Well the holidays are coming to a close. It’s always a weird feeling when your year comes to an end. The reflection that takes place is generally motivating or a bit depressing. At the end of 2012, I said I had the worst year of my life. Both my grandmothers passed away within two weeks of each other, my gut health was in really poor shape and I was in pain every day, I had recently quit my job in advertising and decided to go back for my master’s degree in occupational therapy – something I never could have predicted. I also had a lot of positive events that year: my husband, then boyfriend, and I moved in together, and I maintained a 4.0 for all my prerequisite courses that I was taking full time while working part time two jobs while still balancing a social life.
This year I thought was a second runner up for worst year ever but really it was just a year of hurdles, challenges, changes, and really positive events. We lived in 4 different cities (which meant finding housing in 4 different cities and packing and unpacking 8 different times), I completed all my clinical rotations, graduated from my master’s program, wrote a cookbook, restored my fertility, celebrated my one-year wedding anniversary – all while battling the worst Hashimoto’s flare I could have ever imagined. I unfortunately discovered what chronic depression is (prior to that, I only knew anxiety), my body changed in ways that weren’t always pleasant or encouraging, and I was scared I would never feel like myself again. Hashimoto’s can be a very debilitating disease that is often brushed off by physicians who think you can take a pill and every symptom magically disappears.
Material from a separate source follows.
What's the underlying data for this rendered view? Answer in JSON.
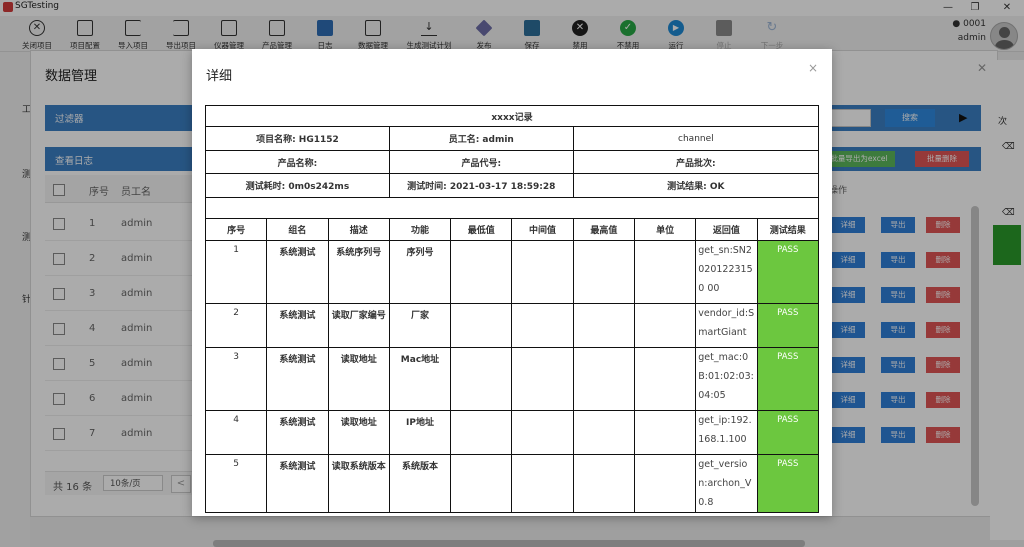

That’s not how it is for many people. Many people across the world struggle every day with depression, fatigue, weight gain, painfully slow digestion, and infertility as a result of this disease despite taking that magic pill. I had flared 3 to 4 times since being diagnosed at age 19, but nothing held a candle to this one. I flared because I didn’t listen to my body and my intuition. I listened to someone else and I took Nature-Throid which is a thyroid hormone replacement derived from pig thyroid. I knew I didn’t do well with Armour (a similar medication) 7 years ago but wanted to give it another shot on my quest for fertility. Within 3 weeks my thyroid levels had gone from a very stable level to some of the highest my doctors had ever seen. It took 8 months for my thyroid and adrenal function to recover from that veritable hell. So what did I learn this year?
Always listen to your gut. “You know your body best” is not devoid advice. By listening to my body in the past, I eliminated nightshades before I even discovered the AIP, I broke off relationships with doctors that were only harming and not helping, and I refused many courses of antibiotics that would have no doubt made healing my leaky gut much more difficult.
I can handle a lot more than I thought I could. I don’t know many people who could work full time in a high stress environment while developing over 175 recipes for The Healing Kitchen, while struggling with a severe Hashimoto’s flare and subsequent depression, fatigue, and rapid weight gain, while dealing with the stress of moving 4 times. I’m going to pat myself on the back for that one because most people I know would absolutely crumble and give up. I didn’t give up on anything this year, including myself.
It’s okay to rely on others. I had to rely on my husband, friends, and family more than I typically like to this year. It made me feel very vulnerable at times, and I didn’t like how people felt sorry for me. I’m not one that responds well to empathy, but I actually begged for it many times this year. I just needed, not wanted, but needed my loved ones to understand the hell my body and mind was going through. I don’t know if they ever will truly get it (probably not) but I’m glad I didn’t hide it for once. Pride has it’s place, but it can get in the way of receiving the support you need during tough times.
Toxic people don’t deserve an ounce of energy. I had to deal with several women in my life this year (thankfully not family or close friends) that were absolutely, 100% negative toxicity for my ethos. Others begged me to confront them and stand up for myself and that is probably something I would have done in the past. But with these particular people, I realized it would be a fruitless effort. You can’t change others. They have to come to that on their own. When someone isn’t being a good person, you can sure as heck bet they have their own internal battles and demons they have yet to conquer. It’s not my job to help people realize when they aren’t being good to others. The universe will show them. I think with these particular women it already has even if they have yet to accept that. It will happen. But I no longer will make it my mission to help others “see” their effect on the world. I can only control how my actions and words affect others in a positive manner. Exiting the “mommy” rule I so easily take on has greatly increased my satisfaction with my relationships and let me let myself off the hook with the negative people I encounter.
I encourage you all to take time to reflect on your year. What went well? What didn’t? Is there anything you wish you could change, or do you find value in it all – even the crappy stuff?